Display session, Wednesday, January 15
The properties of systems of globular clusters in galaxies depend on the initial characteristics of the primordial compact clusters, and the disruptive processes of cluster evaporation and gravitational shocking due to the parent galaxy, acting over a Hubble time. We present a study of the evolution of globular cluster systems (GCSs) employing the internal processes of evaporation and stellar mass-loss, and the external effects of gravitational shocking due to a cluster's passage through the disk or close to the bulge of the parent galaxy.
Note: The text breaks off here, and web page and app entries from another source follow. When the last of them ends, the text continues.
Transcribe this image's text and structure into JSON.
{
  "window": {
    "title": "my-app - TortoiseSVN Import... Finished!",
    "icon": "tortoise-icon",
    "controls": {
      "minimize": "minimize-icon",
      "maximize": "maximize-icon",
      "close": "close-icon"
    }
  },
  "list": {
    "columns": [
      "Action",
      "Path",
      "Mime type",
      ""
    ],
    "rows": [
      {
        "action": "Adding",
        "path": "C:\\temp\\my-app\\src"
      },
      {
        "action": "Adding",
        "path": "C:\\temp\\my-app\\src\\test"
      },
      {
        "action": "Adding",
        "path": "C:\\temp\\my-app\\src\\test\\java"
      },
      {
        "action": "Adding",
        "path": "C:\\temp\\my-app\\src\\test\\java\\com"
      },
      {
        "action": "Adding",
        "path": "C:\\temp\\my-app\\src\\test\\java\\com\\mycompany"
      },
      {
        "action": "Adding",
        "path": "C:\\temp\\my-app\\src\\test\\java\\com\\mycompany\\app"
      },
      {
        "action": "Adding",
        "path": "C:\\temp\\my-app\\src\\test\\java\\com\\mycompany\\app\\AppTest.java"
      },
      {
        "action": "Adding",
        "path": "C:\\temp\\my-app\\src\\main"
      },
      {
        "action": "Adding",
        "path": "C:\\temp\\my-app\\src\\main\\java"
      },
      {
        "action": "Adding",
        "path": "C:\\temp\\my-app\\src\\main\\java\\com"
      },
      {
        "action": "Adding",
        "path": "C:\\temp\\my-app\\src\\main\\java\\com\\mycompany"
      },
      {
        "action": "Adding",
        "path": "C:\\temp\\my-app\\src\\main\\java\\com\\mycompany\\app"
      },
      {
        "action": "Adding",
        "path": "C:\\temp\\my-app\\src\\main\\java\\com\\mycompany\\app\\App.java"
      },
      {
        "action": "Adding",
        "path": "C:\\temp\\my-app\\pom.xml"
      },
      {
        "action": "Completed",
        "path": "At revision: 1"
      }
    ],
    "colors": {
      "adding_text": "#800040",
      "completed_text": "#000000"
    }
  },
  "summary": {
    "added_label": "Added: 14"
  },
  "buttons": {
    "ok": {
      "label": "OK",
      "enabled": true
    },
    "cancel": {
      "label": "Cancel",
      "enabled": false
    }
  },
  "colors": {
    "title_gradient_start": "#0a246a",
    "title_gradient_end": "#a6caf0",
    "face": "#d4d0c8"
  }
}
Results of evolutionary scenarios with different initial properties of the GCS (functions of mass and half-mass radius, a mass-radius relation, and orbital parameters) will be shown for various galaxy models. Preliminary results indicate that while disk shocking has little effect on the GCS as a whole, bulge shocking is sensitive to the orbital parameters and is important in selectively destroying low-mass clusters and thus determining the shape of the resultant luminosity function and the location of the peak. The importance of the galaxian bulge in determining the luminosity function will be discussed with regards to the apparent insensitivity of observed cluster luminosity functions to galaxy type among major Local Group galaxies and Virgo ellipticals. Constraints on initial properties of a GCS which can result in globulars like those of the Milky Way and Virgo ellipticals will address the possible relation between young compact clusters observed in recently-merged galaxies (e.g. the Antennae, Whitmore amp; Schweizer 1995, AJ, 109, 960) and the progenitors of present-day globular clusters.
Program listing for Wednesday